## Data records
===
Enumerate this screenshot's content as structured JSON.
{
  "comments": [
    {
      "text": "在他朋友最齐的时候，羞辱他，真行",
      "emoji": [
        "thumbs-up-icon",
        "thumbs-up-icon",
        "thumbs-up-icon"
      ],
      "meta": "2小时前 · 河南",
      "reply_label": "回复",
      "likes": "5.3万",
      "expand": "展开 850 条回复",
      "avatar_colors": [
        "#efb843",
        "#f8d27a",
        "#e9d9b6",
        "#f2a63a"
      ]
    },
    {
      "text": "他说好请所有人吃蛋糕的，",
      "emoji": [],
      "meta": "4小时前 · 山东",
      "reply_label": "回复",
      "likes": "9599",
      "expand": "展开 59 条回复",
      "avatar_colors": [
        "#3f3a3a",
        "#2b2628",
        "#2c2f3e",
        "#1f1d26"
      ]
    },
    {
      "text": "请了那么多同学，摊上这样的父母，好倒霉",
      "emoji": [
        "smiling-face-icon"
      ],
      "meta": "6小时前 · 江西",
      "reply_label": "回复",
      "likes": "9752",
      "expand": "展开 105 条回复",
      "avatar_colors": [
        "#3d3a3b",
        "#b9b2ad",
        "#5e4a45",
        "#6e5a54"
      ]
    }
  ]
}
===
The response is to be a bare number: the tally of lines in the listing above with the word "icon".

4